■ TASK INSTRUCTIONS
Extract every line of the material that holds the string "zheng".

■ WORKING DATA

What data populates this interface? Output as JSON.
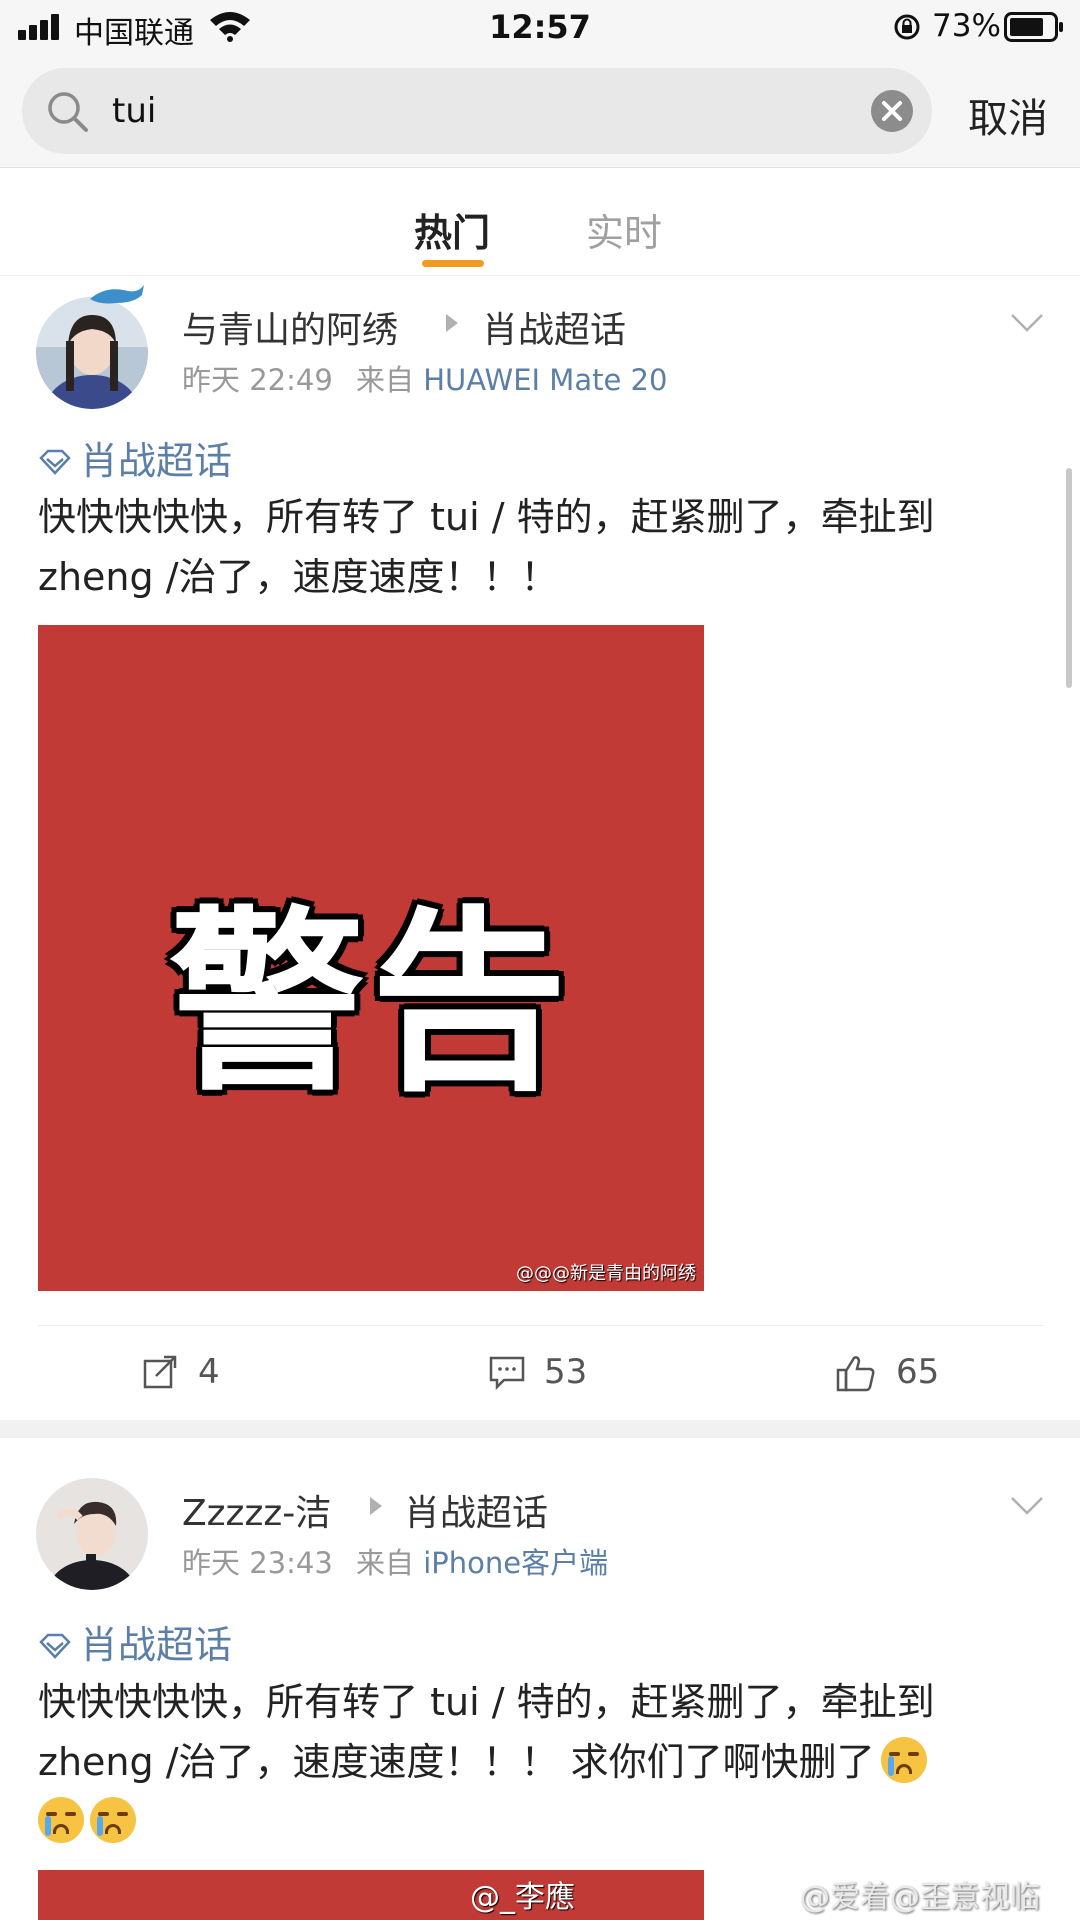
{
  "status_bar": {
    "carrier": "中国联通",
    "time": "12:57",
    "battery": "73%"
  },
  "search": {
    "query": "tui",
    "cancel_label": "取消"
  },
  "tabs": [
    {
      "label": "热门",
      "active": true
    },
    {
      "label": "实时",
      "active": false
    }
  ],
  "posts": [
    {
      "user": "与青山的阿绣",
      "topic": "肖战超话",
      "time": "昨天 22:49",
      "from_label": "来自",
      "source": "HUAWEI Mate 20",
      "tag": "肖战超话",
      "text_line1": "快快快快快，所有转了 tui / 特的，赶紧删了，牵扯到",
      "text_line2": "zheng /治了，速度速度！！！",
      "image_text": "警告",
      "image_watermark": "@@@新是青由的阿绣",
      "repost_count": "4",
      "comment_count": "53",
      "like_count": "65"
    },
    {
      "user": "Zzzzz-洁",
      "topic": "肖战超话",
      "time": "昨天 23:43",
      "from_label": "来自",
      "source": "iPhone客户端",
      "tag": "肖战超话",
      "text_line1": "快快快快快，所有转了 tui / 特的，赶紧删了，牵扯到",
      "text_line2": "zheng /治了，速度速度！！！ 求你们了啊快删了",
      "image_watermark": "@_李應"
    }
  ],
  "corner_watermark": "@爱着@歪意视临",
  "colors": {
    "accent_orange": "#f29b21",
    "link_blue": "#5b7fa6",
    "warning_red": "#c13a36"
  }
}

■ RESULT
      "text_line2": "zheng /治了，速度速度！！！",
      "text_line2": "zheng /治了，速度速度！！！ 求你们了啊快删了",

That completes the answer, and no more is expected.